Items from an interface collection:

= = = =

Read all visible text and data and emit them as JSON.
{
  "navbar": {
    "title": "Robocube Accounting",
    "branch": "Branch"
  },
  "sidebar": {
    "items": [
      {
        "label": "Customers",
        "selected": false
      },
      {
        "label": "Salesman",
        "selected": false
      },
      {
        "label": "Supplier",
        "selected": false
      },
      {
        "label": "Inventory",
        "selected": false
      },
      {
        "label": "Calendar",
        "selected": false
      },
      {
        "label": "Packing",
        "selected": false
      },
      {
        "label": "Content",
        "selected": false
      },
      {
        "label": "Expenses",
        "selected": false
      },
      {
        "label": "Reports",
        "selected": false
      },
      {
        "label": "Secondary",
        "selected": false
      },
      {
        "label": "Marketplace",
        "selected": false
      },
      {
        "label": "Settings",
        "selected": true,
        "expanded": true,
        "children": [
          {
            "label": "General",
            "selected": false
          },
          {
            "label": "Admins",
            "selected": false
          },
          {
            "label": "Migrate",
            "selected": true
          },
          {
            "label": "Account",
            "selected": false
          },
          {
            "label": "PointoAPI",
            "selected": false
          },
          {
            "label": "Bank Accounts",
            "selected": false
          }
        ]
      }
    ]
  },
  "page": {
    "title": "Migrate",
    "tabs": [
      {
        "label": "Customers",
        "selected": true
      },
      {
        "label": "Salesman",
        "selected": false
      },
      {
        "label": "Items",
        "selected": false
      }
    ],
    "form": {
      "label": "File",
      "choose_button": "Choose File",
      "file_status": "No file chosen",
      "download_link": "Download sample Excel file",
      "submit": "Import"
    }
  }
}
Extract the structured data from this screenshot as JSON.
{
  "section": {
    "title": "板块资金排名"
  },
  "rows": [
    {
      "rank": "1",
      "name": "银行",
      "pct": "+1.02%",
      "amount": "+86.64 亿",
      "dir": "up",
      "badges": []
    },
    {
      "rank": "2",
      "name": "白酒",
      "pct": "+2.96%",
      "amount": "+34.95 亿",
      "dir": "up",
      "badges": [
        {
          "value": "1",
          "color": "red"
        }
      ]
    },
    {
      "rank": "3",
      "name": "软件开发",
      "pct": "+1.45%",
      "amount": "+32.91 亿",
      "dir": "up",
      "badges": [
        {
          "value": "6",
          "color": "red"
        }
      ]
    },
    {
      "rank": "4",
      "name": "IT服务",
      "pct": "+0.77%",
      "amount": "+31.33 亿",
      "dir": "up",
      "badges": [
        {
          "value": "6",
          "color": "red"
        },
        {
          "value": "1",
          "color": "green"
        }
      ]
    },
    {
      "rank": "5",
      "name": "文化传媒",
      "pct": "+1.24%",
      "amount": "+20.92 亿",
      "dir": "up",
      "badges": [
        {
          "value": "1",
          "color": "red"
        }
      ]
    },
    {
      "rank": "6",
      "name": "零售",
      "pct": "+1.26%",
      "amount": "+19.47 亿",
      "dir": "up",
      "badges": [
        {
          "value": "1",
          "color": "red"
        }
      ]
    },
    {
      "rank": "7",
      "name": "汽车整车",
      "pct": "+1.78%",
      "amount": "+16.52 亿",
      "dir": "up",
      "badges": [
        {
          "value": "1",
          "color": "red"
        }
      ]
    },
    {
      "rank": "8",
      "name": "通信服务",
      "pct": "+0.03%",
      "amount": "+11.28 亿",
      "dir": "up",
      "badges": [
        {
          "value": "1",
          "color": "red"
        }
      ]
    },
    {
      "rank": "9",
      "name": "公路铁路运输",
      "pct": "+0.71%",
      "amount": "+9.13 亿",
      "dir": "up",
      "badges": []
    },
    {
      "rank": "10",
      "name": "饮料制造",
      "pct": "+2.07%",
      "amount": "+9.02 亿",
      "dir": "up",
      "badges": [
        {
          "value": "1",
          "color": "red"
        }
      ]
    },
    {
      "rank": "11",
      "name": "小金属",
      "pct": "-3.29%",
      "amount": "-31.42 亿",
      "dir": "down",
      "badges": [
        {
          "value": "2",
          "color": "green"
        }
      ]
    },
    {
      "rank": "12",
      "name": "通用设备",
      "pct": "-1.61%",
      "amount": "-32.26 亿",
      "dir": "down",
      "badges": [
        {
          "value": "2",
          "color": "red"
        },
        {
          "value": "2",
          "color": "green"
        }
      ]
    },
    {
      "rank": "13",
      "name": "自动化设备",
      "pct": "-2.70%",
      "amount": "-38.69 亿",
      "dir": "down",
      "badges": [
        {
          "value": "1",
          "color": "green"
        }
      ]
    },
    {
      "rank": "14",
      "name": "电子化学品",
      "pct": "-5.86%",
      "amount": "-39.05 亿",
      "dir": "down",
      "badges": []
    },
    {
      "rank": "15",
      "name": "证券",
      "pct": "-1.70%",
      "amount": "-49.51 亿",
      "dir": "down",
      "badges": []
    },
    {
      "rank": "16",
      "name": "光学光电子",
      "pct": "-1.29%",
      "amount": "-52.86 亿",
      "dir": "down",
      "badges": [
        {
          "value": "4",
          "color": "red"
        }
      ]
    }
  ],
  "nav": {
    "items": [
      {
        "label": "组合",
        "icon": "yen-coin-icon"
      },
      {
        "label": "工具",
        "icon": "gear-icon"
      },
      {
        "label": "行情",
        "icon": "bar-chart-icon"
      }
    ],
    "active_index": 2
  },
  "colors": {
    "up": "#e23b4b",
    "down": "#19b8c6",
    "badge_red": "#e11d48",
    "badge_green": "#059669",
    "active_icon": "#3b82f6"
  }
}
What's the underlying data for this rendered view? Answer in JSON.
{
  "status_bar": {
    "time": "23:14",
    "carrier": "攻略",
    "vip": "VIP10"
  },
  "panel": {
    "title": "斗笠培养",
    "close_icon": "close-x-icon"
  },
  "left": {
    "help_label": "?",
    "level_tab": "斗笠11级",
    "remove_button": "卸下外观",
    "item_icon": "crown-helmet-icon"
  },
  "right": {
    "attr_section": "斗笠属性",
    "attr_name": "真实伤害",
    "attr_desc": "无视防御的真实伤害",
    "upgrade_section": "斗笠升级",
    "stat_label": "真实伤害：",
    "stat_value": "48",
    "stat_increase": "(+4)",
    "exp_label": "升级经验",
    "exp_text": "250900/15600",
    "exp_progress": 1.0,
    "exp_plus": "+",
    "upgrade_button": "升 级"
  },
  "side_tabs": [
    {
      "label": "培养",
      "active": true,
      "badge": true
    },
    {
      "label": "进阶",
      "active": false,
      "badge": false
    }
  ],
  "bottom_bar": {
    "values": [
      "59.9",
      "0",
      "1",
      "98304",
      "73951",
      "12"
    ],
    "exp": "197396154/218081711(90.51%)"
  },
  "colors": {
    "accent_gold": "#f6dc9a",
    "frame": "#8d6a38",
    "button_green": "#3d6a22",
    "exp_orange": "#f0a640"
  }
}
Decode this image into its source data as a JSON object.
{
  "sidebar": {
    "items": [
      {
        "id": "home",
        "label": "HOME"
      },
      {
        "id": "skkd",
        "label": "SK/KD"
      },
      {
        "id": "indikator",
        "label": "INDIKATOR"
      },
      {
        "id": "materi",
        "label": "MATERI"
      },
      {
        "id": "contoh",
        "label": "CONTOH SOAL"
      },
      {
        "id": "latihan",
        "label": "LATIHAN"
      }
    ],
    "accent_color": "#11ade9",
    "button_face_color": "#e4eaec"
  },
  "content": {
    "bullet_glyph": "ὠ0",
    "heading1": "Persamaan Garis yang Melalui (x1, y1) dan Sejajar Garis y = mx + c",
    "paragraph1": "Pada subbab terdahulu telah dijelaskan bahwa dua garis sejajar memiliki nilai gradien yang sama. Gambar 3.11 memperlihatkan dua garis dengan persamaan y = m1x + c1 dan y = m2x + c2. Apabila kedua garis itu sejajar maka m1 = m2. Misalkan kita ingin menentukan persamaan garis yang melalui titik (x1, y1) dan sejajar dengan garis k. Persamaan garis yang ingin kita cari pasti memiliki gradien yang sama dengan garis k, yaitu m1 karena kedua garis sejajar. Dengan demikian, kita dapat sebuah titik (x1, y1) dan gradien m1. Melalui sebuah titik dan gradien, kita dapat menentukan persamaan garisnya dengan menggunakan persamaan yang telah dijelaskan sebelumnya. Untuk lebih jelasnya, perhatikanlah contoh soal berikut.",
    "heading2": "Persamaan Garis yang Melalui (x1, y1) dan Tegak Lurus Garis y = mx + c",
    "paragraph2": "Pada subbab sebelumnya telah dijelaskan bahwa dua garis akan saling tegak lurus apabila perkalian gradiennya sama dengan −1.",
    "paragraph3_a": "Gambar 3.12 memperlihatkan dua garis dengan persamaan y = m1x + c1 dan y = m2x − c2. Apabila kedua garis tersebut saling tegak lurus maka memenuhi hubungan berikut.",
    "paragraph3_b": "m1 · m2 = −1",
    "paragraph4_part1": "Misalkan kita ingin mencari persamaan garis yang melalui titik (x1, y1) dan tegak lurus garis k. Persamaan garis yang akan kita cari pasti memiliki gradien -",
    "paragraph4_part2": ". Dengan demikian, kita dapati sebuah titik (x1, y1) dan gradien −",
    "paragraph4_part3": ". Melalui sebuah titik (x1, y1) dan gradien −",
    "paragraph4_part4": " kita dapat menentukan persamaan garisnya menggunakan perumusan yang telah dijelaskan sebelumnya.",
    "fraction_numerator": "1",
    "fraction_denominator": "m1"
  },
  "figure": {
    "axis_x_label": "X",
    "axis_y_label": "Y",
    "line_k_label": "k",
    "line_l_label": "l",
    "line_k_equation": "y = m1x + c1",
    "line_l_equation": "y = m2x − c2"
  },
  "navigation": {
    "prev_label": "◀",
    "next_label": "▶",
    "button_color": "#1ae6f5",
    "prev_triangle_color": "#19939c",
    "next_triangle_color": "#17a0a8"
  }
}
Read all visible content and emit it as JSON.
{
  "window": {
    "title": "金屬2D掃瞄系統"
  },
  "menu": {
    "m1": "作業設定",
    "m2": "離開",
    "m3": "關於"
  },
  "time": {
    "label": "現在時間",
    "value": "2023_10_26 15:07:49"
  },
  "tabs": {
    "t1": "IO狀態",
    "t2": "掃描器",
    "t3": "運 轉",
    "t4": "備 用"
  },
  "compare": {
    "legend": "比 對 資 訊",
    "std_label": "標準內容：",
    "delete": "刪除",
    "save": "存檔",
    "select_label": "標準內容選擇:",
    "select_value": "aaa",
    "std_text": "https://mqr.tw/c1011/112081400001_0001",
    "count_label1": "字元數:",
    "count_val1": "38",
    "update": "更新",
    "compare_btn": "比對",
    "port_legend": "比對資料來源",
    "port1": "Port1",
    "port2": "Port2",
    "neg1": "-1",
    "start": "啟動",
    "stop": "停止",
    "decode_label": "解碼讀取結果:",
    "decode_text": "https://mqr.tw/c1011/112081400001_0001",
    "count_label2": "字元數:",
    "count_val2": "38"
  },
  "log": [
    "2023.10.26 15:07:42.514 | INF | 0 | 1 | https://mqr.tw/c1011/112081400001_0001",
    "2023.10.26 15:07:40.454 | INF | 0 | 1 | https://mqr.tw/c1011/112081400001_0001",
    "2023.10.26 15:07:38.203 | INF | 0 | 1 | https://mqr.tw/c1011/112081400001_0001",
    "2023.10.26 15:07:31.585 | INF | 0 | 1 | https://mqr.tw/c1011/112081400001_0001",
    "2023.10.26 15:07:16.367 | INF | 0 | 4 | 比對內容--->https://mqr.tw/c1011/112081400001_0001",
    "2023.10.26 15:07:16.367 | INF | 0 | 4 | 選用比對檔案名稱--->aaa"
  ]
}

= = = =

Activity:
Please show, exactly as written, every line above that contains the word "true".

Answer below:
        "selected": true,
        "expanded": true,
            "selected": true
        "selected": true
      "active": true,
      "badge": true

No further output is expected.